Spread sheet every cryptocurrency I own, with columns like "where", "quantity", "value".
Sum it up... and BAM it goes on my taxable income.

It is so much easier than wrapping ones head around LIFO, FIFO for thousands upon thousands of micro trades.
Considering there is no formal concensus across exchanges of how they deliver your trading history (in what format).

Trying to wrangle data from 30+ sources into one easy to understand place for the ATO records, is enough work without needing to retroactively assign an AUD estimated value (which isn't accurate as it discludes costs of bringing it to sale).. for CGT. 

I mean... if they allow me to account for the cost of 'needing to sell' this reward on the day and time you get it... then every staking reward would be a capital gains loss for me... because the cost of withdrawing every minute fraction is not possible... but if we are just 'simulating' it... then technically i'd be in debt. And the same goes for it instantly being income, when there is no capacity for a point of sale at those quantities without fees outweighing the action you're required to emulate.

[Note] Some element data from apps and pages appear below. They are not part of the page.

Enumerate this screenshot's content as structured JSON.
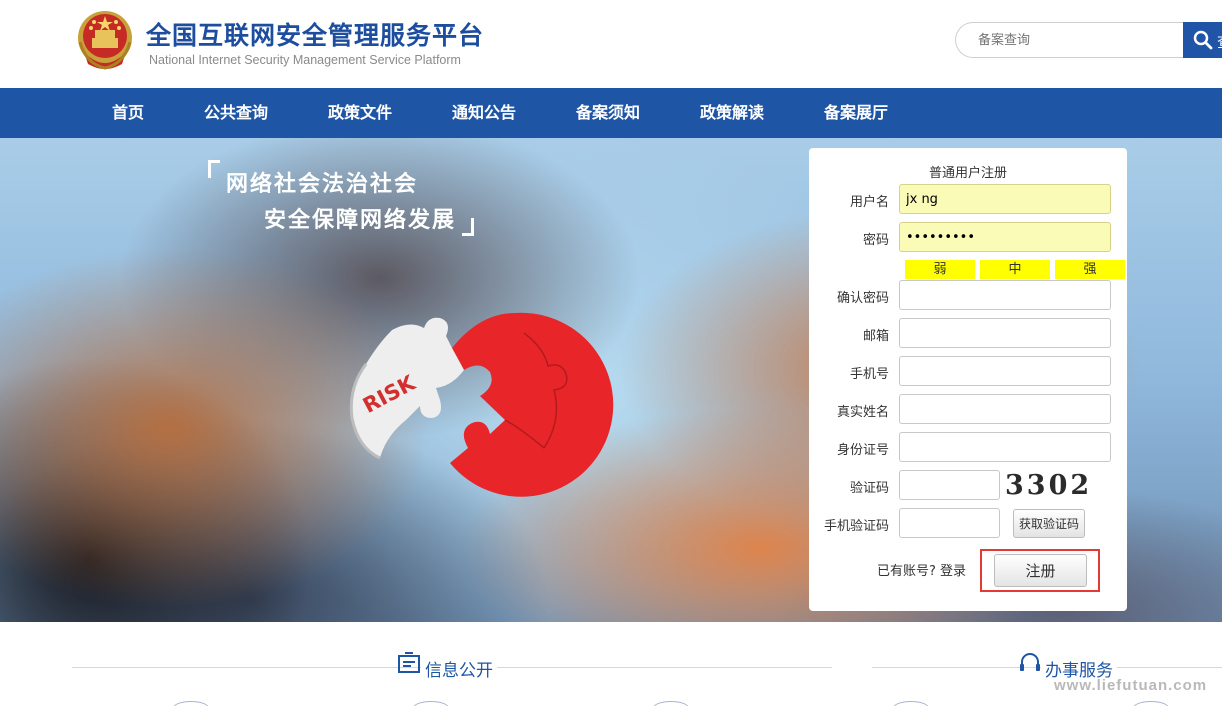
{
  "header": {
    "title": "全国互联网安全管理服务平台",
    "subtitle": "National Internet Security Management Service Platform",
    "search_placeholder": "备案查询",
    "search_button": "查"
  },
  "nav": {
    "items": [
      "首页",
      "公共查询",
      "政策文件",
      "通知公告",
      "备案须知",
      "政策解读",
      "备案展厅"
    ]
  },
  "banner": {
    "slogan_line1": "网络社会法治社会",
    "slogan_line2": "安全保障网络发展",
    "puzzle_text": "RISK"
  },
  "register": {
    "title": "普通用户注册",
    "labels": {
      "username": "用户名",
      "password": "密码",
      "confirm_password": "确认密码",
      "email": "邮箱",
      "phone": "手机号",
      "real_name": "真实姓名",
      "id_number": "身份证号",
      "captcha": "验证码",
      "sms_code": "手机验证码"
    },
    "username_value": "jx ng",
    "password_value": "•••••••••",
    "strength": [
      "弱",
      "中",
      "强"
    ],
    "captcha_image_text": "3302",
    "sms_button": "获取验证码",
    "have_account": "已有账号? 登录",
    "register_button": "注册"
  },
  "sections": {
    "info": "信息公开",
    "service": "办事服务"
  },
  "watermark": "www.liefutuan.com",
  "colors": {
    "brand_blue": "#1f55a5",
    "highlight_red": "#e53935",
    "strength_yellow": "#ffff00",
    "autofill_yellow": "#fbfbb8"
  }
}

I'm just pointing out that by defining it like this, they are more open to exploitation than allowing common sense to dictate being taxed for profit you actually make that year (as it wraps up all of those conditions specific to the nature of the complex activity).